I am drawn to the study of Physics because of the way it utilises the building blocks of our universe to explain the galaxies beyond. Not only is Physics the fundamental for so many other disciplines and the basis for so much modern technology, it also helps explain how the world around us functions.

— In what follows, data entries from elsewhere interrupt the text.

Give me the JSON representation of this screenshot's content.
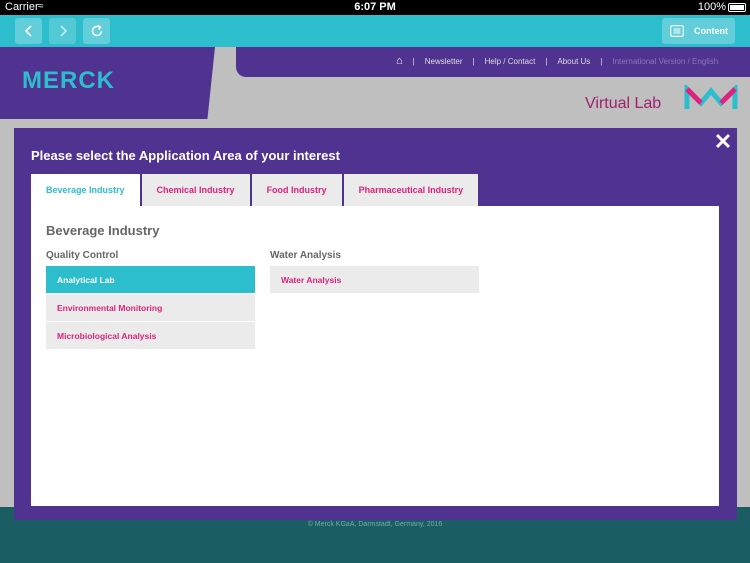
{
  "status_bar": {
    "carrier": "Carrier",
    "time": "6:07 PM",
    "battery": "100%"
  },
  "toolbar": {
    "content_label": "Content"
  },
  "background_page": {
    "logo": "MERCK",
    "nav": [
      "Newsletter",
      "Help / Contact",
      "About Us",
      "International Version / English"
    ],
    "virtual_lab": "Virtual Lab",
    "footer": "© Merck KGaA, Darmstadt, Germany, 2016"
  },
  "modal": {
    "title": "Please select the Application Area of your interest",
    "tabs": [
      {
        "label": "Beverage Industry",
        "active": true
      },
      {
        "label": "Chemical Industry",
        "active": false
      },
      {
        "label": "Food Industry",
        "active": false
      },
      {
        "label": "Pharmaceutical Industry",
        "active": false
      }
    ],
    "panel_title": "Beverage Industry",
    "groups": [
      {
        "title": "Quality Control",
        "items": [
          {
            "label": "Analytical Lab",
            "selected": true
          },
          {
            "label": "Environmental Monitoring",
            "selected": false
          },
          {
            "label": "Microbiological Analysis",
            "selected": false
          }
        ]
      },
      {
        "title": "Water Analysis",
        "items": [
          {
            "label": "Water Analysis",
            "selected": false
          }
        ]
      }
    ]
  },
  "colors": {
    "accent_teal": "#2dbecd",
    "brand_purple": "#503291",
    "link_magenta": "#e0217d"
  }
}
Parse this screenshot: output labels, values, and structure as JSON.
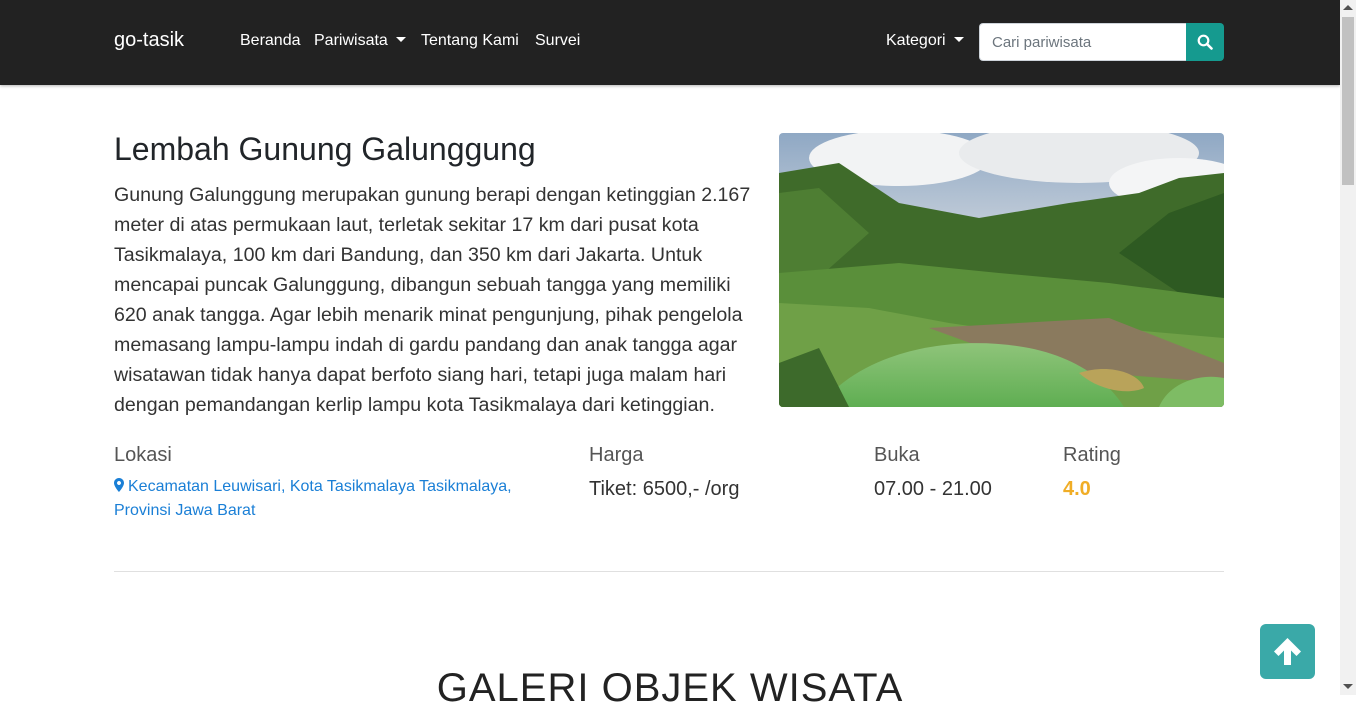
{
  "navbar": {
    "brand": "go-tasik",
    "links": [
      {
        "label": "Beranda"
      },
      {
        "label": "Pariwisata",
        "dropdown": true
      },
      {
        "label": "Tentang Kami"
      },
      {
        "label": "Survei"
      }
    ],
    "category": {
      "label": "Kategori",
      "dropdown": true
    },
    "search": {
      "placeholder": "Cari pariwisata",
      "value": "",
      "icon": "search-icon"
    }
  },
  "attraction": {
    "title": "Lembah Gunung Galunggung",
    "description": "Gunung Galunggung merupakan gunung berapi dengan ketinggian 2.167 meter di atas permukaan laut, terletak sekitar 17 km dari pusat kota Tasikmalaya, 100 km dari Bandung, dan 350 km dari Jakarta. Untuk mencapai puncak Galunggung, dibangun sebuah tangga yang memiliki 620 anak tangga. Agar lebih menarik minat pengunjung, pihak pengelola memasang lampu-lampu indah di gardu pandang dan anak tangga agar wisatawan tidak hanya dapat berfoto siang hari, tetapi juga malam hari dengan pemandangan kerlip lampu kota Tasikmalaya dari ketinggian.",
    "info": {
      "location": {
        "label": "Lokasi",
        "value": "Kecamatan Leuwisari, Kota Tasikmalaya Tasikmalaya, Provinsi Jawa Barat",
        "icon": "map-marker-icon"
      },
      "price": {
        "label": "Harga",
        "value": "Tiket: 6500,- /org"
      },
      "hours": {
        "label": "Buka",
        "value": "07.00 - 21.00"
      },
      "rating": {
        "label": "Rating",
        "value": "4.0"
      }
    }
  },
  "gallery": {
    "title": "GALERI OBJEK WISATA"
  },
  "back_to_top": {
    "icon": "arrow-up-icon"
  },
  "colors": {
    "navbar_bg": "#222222",
    "search_button": "#159a8f",
    "link": "#1a7fd6",
    "rating": "#f0ad26",
    "back_to_top": "#3aa9a8"
  }
}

As co-leader of the Langton MoEDAL team, an experiment at the LHC searching for a magnetic monopole, my main role is to analyse the radiation data from the timepix chips, which are placed around the collision point at the LHCb. Continuous monitoring ensures that any significant changes are observed, as this could indicate the creation of a monopole. In order to determine the position of the detectors to collect the optimum results, I visited the…show more content… The simple concept, much like Galaxy Zoo, involves showing a user an image of a track and then asking a series of very simple questions about the appearance of the radiation track. These problems demonstrated how there isn’t always one simple answer in Science and taught me how to go about solving unresolved problems.
At the 2015 Royal Society Summer Science Exhibition, I was an exhibitor on the 'Monopole Quest' stand. Here, I explained to hundreds of visitors ranging from young children to Fellows of the Royal Society what monopoles are, how the MoEDAL experiment works and demonstrating the Zooniverse programme. As well as displaying our stand, it was also fantastic to see other cutting edge scientific experiments, such as the possibility of using quantum technology.
In July 2014 I participated in the Smallpeice 'Minerals and Mining Engineering' Course. This course improved valuable skills, such as teamwork, and allowed me to explore the practical applications of Physics. Seeing how the mining industry relies so heavily on geophysics, showed me how fundamental physics is to our modern world. This was also apparent when I did work experience at Pfizer and